I applaud San Pedro. Not many other places are trying to put a stop to this kind of plastic use. Yet, despite the effort, plastic trash is still everywhere around the lake, around the country, around the world. The problem is so widespread.
I’m really no better than the average person. I use disposable razors to shave my legs. I use plastic bags in a pinch when I didn’t properly plan ahead. I change out my plastic toothbrush. I use a lot of disposable plastic goods. But, at least I’m aware. I’ve already cut out straws a long time ago. I no longer use as many plastic bags because I try to plan ahead as much as possible, or I reuse the plastic bags I already have until they fall apart. I constantly reuse water bottles. And, I have vowed to try to create even less plastic waste going forward. Thank you, San Pedro. Thanks for challenging me in this way.

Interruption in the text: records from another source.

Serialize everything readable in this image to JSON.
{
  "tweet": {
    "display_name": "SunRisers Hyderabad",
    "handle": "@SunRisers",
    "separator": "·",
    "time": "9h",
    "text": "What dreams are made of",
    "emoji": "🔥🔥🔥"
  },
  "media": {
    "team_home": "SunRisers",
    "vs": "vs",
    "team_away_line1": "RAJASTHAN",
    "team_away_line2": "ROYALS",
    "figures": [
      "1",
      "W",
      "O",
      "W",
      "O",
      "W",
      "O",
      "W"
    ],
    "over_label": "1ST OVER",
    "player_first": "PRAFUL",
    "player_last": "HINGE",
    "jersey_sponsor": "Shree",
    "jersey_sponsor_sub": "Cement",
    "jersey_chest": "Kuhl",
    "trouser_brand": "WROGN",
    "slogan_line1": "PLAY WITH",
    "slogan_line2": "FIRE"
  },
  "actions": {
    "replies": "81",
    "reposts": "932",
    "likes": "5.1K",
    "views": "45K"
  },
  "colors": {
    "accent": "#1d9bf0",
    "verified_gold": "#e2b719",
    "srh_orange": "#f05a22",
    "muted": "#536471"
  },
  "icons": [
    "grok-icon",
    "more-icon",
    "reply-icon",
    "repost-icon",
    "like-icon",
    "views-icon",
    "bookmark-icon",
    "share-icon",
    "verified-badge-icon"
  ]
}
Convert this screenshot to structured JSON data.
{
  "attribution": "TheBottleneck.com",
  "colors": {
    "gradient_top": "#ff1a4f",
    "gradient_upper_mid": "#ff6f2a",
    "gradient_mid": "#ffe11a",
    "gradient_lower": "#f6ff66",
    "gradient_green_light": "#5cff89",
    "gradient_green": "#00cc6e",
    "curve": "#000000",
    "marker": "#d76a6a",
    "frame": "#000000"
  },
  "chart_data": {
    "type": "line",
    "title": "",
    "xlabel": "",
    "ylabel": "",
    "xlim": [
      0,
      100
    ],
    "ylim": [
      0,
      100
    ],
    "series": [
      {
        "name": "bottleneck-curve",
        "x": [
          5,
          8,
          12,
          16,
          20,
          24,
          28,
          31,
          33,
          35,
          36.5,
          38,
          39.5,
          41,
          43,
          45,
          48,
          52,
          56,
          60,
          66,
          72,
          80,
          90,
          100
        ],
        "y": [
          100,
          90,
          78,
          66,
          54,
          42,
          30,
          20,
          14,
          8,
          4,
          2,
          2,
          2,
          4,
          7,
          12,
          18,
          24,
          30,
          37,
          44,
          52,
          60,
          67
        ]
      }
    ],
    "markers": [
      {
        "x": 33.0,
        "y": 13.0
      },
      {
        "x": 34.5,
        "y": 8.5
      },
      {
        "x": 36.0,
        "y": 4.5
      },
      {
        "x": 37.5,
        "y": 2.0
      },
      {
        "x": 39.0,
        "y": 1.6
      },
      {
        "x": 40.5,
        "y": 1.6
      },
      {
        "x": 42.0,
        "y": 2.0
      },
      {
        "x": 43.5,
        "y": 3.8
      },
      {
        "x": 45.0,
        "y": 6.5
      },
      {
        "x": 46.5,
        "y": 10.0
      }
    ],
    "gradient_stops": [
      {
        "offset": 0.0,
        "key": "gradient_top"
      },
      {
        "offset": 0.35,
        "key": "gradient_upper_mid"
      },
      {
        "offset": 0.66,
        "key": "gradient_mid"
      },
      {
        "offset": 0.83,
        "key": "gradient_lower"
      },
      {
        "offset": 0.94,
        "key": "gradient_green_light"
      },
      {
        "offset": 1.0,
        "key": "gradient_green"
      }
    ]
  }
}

In America, in states and cities where plastic bag bans have been introduced, the plastic industry throws fits, claiming its members will lose money. The plastic lobby puts up a lot of money to make you see their point of view, their version of ‘facts’. It’s always, always, always about the money.
And that brings me back to what my spouse and I were kicking around: how do we make it so that recycling effort turns a profit? Because, like it or not, modern society isn’t going to stop using plastic. Also, like it or not, greed is a human trait that got us into this mess in the first place. Our demands for cheap, easy living have trumped the health of our planet – and of ourselves.
How can we make people care enough to forego some convenience? How can we successfully market against the disposable, convenient consumption lifestyle? I have a few ideas, but I’m early retired and traveling the earth so I’m hoping other people with better, brighter minds are seriously tackling the same issue. People with means and smarts to make it happen.
Studies say the average person reads 200 words a minute. Based on that estimate, in the time it took you to read this 1,000 word post, five garbage trucks – jammed to the top with plastic trash — just dumped their loads into the ocean.
A two-minute education on why all plastic cannot be recycled, can be found here in an Eco-patriot’s blog.
Ways to be part of the solution, can be found in Sarah Wilson’s blog.